With most survey responders holding the view that the current supply / demand imbalance is set to continue in the medium term, and as a consequence the oil price will remain in the $60 – $100 per barrel range, reducing the costs of recovery, particularly in the North Sea basin, will remain the principal focus.
The survey responses are generally supportive of innovative technology having a role to play in cost reduction, but clearly there is a concern, which would seem to have some basis in fact, that this could be undermined by cuts to R&D budgets. A soft target for the corporate cost cutters. However there is a huge consensus that a decrease in R&D investment over the next five years will be significantly detrimental to the industry.
In this context, what does innovation actually mean? It certainly can’t be innovation for its own sake. Innovation against the current backdrop has to be relevant and have practical application. It has to save money.
For instance, innovation must direct the industry to look at ways in which it can standardise. Solutions have become overly bespoke and as a result too costly. An innovative approach to identifying common solutions to common problems is needed. This can be done without compromising performance or safety.
Similarly, innovation can be used to simplify overly complex processes and working practices. Again, performance or safety need not be compromised. Colin Chapman, the founder of Lotus Cars, used to design his cars and then “add lightness”. Innovators need to think not just about what can be added on, but also what can be taken away and made simpler.
The reduction in R&D spend by E&P companies and the survey responses around the reluctance to invest in new technology and the difficulties technology companies will have in accessing capital are both predictable and understandable. At this stage of the cycle it is unlikely that external debt and equity funders will have either the appetite or ability to support early stage technology investments. The investment will have to come from within the sector with the E&P companies taking the lead in both funding, and more critically, adopting new technology.
Collaboration must be the key to this. Much talked about, but still not evident in practice yet.
Working together, operators and service companies can eliminate unnecessary practices and processes and find simpler methods of achieving the same technical outcomes. This is using innovation and collaboration to reduce costs.
As the saying goes, necessity is the mother of invention. There is an imperative at work here. To stay robust, the oil and gas industry needs to be ever more resourceful. It won’t find the answers to its current problems by looking back. Supported by innovation the sector can recover and the horizon can be extended.

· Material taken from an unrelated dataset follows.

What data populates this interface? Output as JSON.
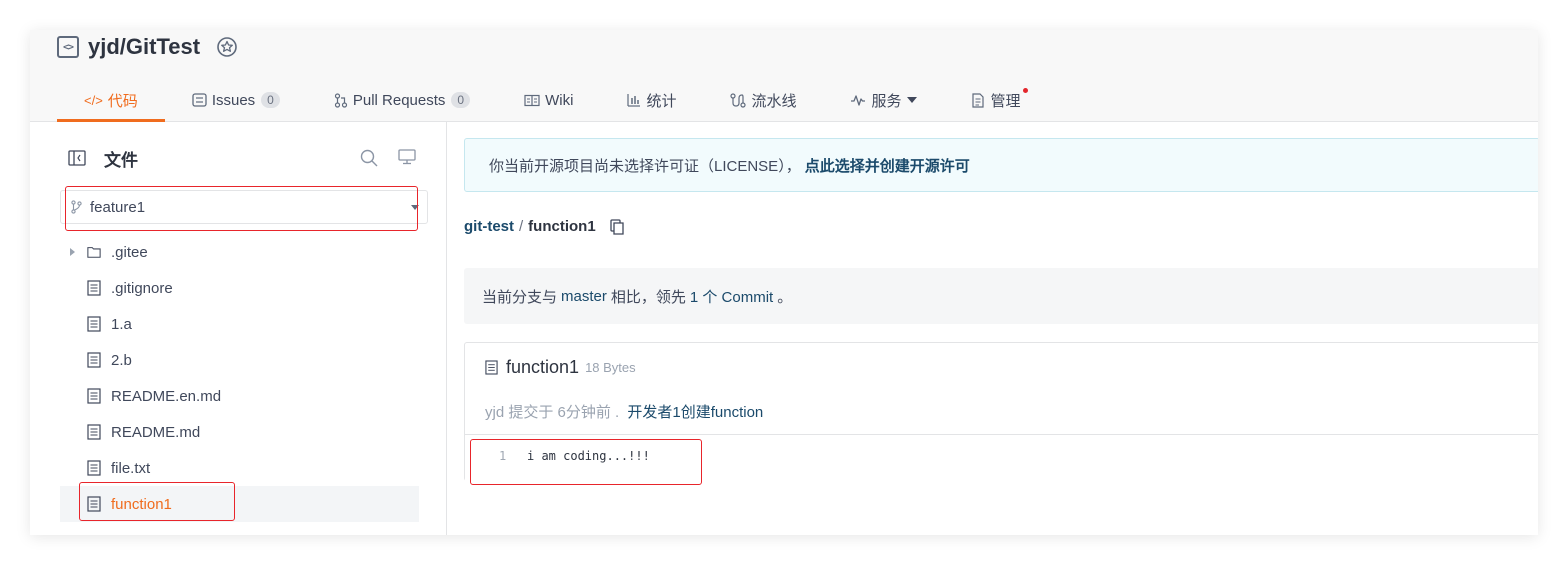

Ken Gordon is a Partner at Burness Paull LLP who advises on mergers and acquisitions in the oil industry. Ross McKenzie advises on intellectual property and technology issues including collaborations and IP audits.